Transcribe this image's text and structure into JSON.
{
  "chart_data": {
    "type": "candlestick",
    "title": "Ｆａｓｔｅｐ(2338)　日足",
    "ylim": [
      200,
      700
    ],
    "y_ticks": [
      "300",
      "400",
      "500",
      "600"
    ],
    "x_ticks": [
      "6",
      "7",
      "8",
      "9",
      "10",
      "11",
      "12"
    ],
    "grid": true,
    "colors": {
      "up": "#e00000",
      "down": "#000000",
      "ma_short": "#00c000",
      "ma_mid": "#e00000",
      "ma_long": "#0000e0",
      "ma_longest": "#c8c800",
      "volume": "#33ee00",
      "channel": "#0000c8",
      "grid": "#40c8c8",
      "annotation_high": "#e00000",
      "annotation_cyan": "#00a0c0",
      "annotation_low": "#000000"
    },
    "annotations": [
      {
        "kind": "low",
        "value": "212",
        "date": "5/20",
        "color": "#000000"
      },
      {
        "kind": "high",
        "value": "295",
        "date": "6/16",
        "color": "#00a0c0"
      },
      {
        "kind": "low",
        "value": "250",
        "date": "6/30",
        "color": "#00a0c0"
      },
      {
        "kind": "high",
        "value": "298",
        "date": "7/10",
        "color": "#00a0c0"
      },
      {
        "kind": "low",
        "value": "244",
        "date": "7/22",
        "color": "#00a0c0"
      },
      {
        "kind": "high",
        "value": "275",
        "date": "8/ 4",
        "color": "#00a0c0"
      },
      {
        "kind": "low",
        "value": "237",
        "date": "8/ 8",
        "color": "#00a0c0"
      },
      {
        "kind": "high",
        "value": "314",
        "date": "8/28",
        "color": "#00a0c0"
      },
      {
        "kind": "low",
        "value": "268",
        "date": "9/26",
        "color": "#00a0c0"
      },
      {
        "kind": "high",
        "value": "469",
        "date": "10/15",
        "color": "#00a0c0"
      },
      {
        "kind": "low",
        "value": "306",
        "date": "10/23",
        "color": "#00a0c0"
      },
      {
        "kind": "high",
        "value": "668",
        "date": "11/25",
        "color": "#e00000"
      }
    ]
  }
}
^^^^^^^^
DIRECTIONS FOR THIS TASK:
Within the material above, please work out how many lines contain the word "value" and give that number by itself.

ANSWER FOR THE TASK:
12